Use the same form (function or subroutine) for the %RX_CONTINUE call as you did for the %RXSUBR call that has timed out.
Passing a non‑zero value in the arg_return_flag argument enables the return packet to be received but not processed, so that you can make another %RXSUBR call and maintain the session context. In other words, the call completes but you throw away the results.
If you call %RX_CONTINUE when an %RXSUBR call has not timed out, %RXSUBR will return the error “No current call in progress” ($ERR_XFNOCALL).
When an %RXSUBR call times out, you cannot make a second %RXSUBR call until a return packet for the first call has been received. At this point you should call %RX_CONTINUE or shut down the session. If, instead, you attempt to make a second %RXSUBR call, %RXSUBR will return the error “Remote call already in progress” ($ERR_XFINCALL).

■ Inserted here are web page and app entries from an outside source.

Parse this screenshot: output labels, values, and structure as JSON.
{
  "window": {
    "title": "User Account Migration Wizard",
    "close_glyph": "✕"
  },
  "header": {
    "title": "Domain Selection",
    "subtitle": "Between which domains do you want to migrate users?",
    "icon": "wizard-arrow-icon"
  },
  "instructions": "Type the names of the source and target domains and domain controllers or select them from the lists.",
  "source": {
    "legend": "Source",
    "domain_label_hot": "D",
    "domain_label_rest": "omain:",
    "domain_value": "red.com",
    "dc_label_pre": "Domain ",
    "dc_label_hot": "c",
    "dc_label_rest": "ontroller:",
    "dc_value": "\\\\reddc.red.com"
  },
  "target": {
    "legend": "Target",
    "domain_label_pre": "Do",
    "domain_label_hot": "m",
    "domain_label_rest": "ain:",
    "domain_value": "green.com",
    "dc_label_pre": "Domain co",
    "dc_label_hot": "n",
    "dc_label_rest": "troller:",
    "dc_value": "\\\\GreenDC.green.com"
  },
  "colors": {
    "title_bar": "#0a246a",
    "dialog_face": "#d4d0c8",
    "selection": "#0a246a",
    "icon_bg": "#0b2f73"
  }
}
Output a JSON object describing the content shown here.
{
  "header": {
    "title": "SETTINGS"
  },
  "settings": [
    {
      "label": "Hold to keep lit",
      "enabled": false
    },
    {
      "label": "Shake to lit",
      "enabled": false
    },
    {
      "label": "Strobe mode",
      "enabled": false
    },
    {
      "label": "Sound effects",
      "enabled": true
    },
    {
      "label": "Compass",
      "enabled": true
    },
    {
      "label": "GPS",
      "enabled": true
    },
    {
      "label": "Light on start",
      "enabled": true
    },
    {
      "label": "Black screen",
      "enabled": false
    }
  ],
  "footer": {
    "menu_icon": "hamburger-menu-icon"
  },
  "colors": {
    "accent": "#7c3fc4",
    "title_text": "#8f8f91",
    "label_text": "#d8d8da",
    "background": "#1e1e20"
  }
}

In the example below, if the RXSUBR call to method123 times out, RX_CONTINUE is called, resetting the call time‑out value and allowing the call to method123 to continue processing.
onerror ($ERR_TIMOUT) timeout xcall rxsubr(netid, "method123", arg1, arg2) . . . timeout, offerror xcall rx_continue(netid)